These past two days I have stayed in Tangier and relaxed from my several days of strenuous travel. I have been meeting quite interesting people at my hostel, and have just been content wandering around the medina streets with them, trying random foods, and learning about what draws other people to Morocco.Yesterday I made my way to a bookstore, and was excited because I thought I could make lots of purchases because everything is cheaper in Morocco. However, after I found two books by Anouar Majid, a Tangier native, I was startled to find out they cost 350 dirhams. 35 dollars!In the United States I would expect these prices. However, in Morocco the cost of these books could buy meals for an entire week. I’ve thought about the price of education before, but have never personally witnessed and truly recognized how lucky I am to have had access to so many books, as well as public education.Today I had a similarly relaxing day. I enjoyed the view from the hostel balcony of the Mediterranean and played frisby in a park. In Morocco, the only sport I’ve seen being played is fútbol, and even these cases have been few in comparison to the US where you see people tossing around footballs, baseballs, etc. quite frequently. My friends and I received many looks from locals, but I perceived they were particularly intrigued to see a female participating in an athletic activity. A few of the locals even passed the frisby with us, and it was heart-warming to witness how even when language barriers exist, activities like sports can still connect people from vastly different cultures.Today marks the end of Ramadan, and I’m interested to see how Morocco changes as people are no longer fasting. Personally I have struggled with trying to be culturally sensitive by not eating/drinking in public, so I can imagine the excitement of Muslims as this period of fasting and reflection comes to an end.I’ve enjoyed seeing how Ramadan has brought people together, and have even grown accustomed to the blaring calls for prayer that happen daily.

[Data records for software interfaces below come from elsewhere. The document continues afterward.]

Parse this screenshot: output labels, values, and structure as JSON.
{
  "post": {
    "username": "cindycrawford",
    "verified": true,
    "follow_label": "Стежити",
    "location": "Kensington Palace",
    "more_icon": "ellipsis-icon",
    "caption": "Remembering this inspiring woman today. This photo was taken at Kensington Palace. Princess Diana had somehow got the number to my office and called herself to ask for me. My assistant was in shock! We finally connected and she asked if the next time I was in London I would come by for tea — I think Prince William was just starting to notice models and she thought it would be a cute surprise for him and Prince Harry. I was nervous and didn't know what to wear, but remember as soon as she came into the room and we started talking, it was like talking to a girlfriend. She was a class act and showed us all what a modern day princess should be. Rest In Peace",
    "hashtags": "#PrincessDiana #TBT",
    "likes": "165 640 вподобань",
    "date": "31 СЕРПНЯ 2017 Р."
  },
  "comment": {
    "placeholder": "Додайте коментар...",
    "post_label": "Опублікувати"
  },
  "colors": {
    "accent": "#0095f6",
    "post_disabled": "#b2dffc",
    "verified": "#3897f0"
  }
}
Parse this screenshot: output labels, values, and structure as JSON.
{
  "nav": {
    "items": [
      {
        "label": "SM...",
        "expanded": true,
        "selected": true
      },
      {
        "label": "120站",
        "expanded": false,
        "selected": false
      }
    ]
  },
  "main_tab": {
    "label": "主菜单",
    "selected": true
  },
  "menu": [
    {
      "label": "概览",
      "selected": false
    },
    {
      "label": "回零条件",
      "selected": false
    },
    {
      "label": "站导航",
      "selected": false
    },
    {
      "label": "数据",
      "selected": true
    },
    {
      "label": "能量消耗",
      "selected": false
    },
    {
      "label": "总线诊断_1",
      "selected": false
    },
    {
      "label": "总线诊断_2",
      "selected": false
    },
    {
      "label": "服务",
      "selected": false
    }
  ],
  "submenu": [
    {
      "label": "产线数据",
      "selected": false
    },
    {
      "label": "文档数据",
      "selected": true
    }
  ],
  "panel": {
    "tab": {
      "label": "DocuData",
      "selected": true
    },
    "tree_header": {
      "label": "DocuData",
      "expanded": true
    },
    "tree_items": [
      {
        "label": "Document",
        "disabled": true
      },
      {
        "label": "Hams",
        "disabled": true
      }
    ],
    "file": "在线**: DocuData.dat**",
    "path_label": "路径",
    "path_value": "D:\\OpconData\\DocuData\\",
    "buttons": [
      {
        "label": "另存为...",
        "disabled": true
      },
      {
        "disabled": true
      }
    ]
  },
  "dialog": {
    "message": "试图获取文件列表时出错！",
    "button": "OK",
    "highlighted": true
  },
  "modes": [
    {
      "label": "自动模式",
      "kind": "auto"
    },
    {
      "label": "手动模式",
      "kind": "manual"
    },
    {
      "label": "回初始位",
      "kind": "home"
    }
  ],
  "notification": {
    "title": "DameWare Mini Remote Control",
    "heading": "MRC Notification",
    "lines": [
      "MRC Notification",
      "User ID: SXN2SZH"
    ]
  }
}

I’ve mentioned several times that the amount of attention tourists get can be frustrating and sometimes overwhelming. Today as my friends and I were walking home from dinner, a man followed us for several blocks trying to convince us to buy lottery tickets before insisting he needed exactly €2 for food. Altercations like this have been scary, because the more you deny, sometimes the more aggressive the pursuer becomes. This man had originally told us an anecdote about his time in England, but minutes later was cussing us out for being “angry Americans that no Moroccan wants in their country.” I’ve had several experiences like this, and they’ve made me wonder if I’m truly being an insensitive tourist.However, after this vexing experience, my friend and I were invited into a restaurant I frequently eat at by the owner, and we all sat down to play a game resembling Sorry. This experience reminded me how genuine and kind Moroccans can be, and also that not every interaction has a catch.
Overall, this trip has challenged me to keep an open mind by not stereotyping or generalizing after a negative altercation while staying cautious and alert to potential hazardous situations.